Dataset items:
*** Block opens ***

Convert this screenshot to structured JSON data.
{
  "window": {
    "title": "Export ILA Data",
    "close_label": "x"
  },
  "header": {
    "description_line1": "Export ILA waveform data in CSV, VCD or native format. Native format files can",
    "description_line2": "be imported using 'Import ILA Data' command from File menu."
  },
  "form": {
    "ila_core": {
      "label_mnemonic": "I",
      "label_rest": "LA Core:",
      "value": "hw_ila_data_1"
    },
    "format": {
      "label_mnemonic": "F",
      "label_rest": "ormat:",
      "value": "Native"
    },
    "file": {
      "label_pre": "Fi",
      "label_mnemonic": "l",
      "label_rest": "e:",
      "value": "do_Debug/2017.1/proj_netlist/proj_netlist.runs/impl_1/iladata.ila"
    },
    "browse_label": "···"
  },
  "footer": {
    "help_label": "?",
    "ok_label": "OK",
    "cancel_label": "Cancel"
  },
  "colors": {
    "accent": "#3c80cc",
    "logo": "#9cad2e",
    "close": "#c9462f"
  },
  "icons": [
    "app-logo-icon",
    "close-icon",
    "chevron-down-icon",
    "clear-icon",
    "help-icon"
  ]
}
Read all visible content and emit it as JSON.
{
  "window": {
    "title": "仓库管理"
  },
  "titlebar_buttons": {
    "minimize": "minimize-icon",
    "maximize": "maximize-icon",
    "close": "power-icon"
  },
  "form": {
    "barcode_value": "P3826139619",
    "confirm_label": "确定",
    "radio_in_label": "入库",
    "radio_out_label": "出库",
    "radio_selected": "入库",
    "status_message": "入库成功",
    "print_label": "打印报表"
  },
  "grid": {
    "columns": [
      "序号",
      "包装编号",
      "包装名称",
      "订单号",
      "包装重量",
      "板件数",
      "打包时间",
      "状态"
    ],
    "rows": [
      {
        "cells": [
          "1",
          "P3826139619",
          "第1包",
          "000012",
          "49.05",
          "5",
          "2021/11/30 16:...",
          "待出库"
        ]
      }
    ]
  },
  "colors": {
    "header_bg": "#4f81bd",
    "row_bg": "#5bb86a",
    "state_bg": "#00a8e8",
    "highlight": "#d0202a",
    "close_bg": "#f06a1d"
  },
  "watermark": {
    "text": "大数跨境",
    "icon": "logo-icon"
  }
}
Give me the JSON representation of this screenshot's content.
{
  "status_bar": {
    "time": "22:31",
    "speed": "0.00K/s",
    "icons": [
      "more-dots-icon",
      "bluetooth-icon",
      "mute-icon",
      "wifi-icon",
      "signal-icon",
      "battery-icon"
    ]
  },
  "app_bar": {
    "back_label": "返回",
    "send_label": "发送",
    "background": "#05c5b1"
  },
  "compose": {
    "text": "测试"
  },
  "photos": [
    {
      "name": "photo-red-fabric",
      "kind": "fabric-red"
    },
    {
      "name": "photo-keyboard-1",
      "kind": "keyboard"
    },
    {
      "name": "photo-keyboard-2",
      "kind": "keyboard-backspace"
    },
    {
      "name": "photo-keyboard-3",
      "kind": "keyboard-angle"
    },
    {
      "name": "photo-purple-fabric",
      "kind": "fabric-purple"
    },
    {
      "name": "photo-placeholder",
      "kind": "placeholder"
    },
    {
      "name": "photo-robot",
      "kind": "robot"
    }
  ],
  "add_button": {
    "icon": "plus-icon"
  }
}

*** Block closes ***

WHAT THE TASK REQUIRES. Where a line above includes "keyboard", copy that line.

PROBLEM SOLUTION.
      "name": "photo-keyboard-1",
      "kind": "keyboard"
      "name": "photo-keyboard-2",
      "kind": "keyboard-backspace"
      "name": "photo-keyboard-3",
      "kind": "keyboard-angle"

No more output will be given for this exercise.